On Thursday, 15-seed Princeton males pulled out a thrilling upset more than No. two Arizona.
The Tigers, who will advance to the Round of 32 on Saturday, are the only group in the men’s tournament devoid of any players on athletic scholarship. Ivy League schools prohibit sports scholarships and only provide athletes “need-based” economic help.
As if March couldn’t get any madder, two basketball players filed a lawsuit against Ivy League schools more than this policy just two weeks ago.
- The lawsuit, which is in search of class certification, was filed by present Brown women’s basketball player Grace Kirk and former men’s player Tamenang Choh.
- The players argued in a complaint that the policy violates the Sherman Antitrust Act by illegally cost-fixing the worth of athletes’ athletic competitors.
- Though the suit acknowledges that players acquire economic help, it frequently does not cover the expense of attendance — which an athletic scholarship could.
“The Ivy League Agreement, in brief, has stymied competitors that would have lowered, and would reduce, the net expense of attendance,” the complaint study. “These injuries are especially unfair provided what is essential of Ivy League Athletes and how their solutions advantage their schools and the Ivy League brand.”

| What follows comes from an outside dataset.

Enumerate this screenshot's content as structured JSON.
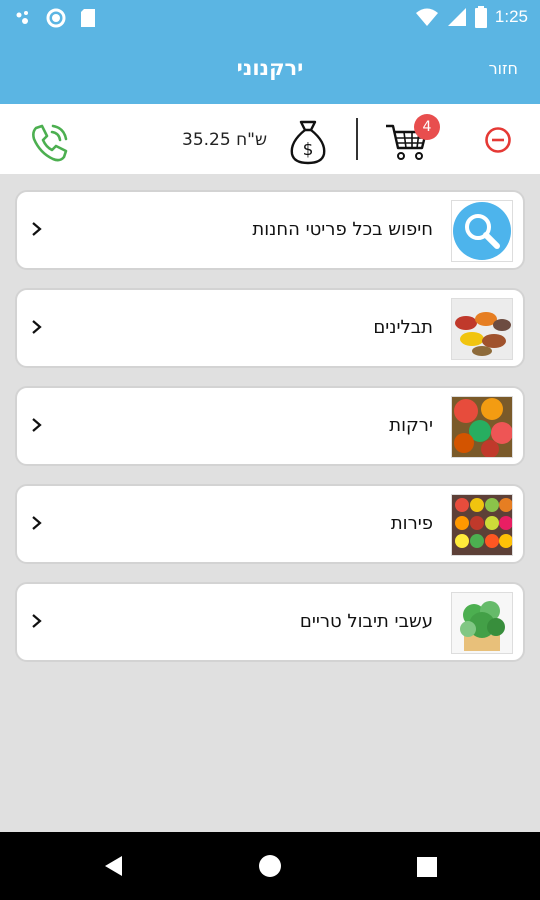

The complaint also referenced two other current antitrust instances connected to college sports, O’Bannon v. NCAA and NCAA v. Alston — which each located that specific compensation restrictions in the NCAA have been illegal.
“The Ivy League athletics model is constructed upon the foundational principle that student-athletes should really be representative of the wider student physique, such as the chance to acquire will need-primarily based economic help,” the Ivy League mentioned in a statement.